===== RECORD SET =====
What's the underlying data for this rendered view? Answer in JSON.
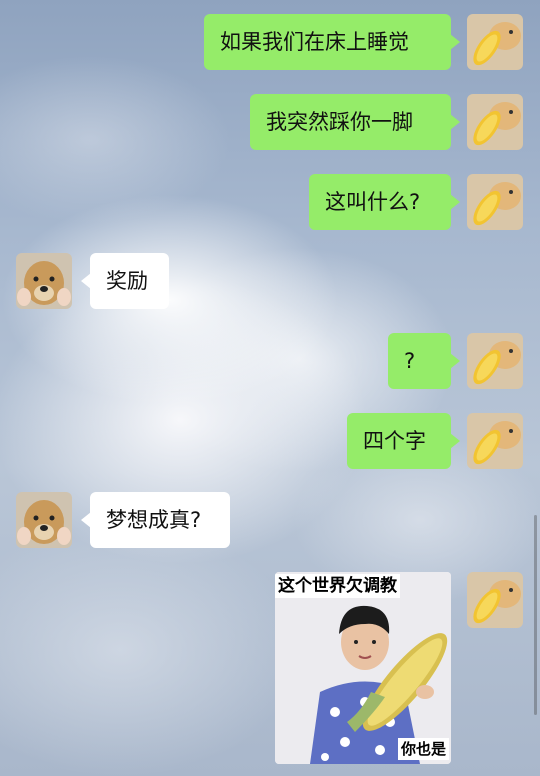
{
  "chat": {
    "messages": [
      {
        "from": "me",
        "text": "如果我们在床上睡觉",
        "avatar": "cat-with-corn-avatar"
      },
      {
        "from": "me",
        "text": "我突然踩你一脚",
        "avatar": "cat-with-corn-avatar"
      },
      {
        "from": "me",
        "text": "这叫什么?",
        "avatar": "cat-with-corn-avatar"
      },
      {
        "from": "other",
        "text": "奖励",
        "avatar": "puppy-avatar"
      },
      {
        "from": "me",
        "text": "?",
        "avatar": "cat-with-corn-avatar"
      },
      {
        "from": "me",
        "text": "四个字",
        "avatar": "cat-with-corn-avatar"
      },
      {
        "from": "other",
        "text": "梦想成真?",
        "avatar": "puppy-avatar"
      }
    ],
    "sticker": {
      "top_caption": "这个世界欠调教",
      "bottom_caption": "你也是",
      "from": "me"
    }
  },
  "colors": {
    "my_bubble": "#95ec69",
    "other_bubble": "#ffffff"
  }
}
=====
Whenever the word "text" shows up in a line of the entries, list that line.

        "text": "如果我们在床上睡觉",
        "text": "我突然踩你一脚",
        "text": "这叫什么?",
        "text": "奖励",
        "text": "?",
        "text": "四个字",
        "text": "梦想成真?",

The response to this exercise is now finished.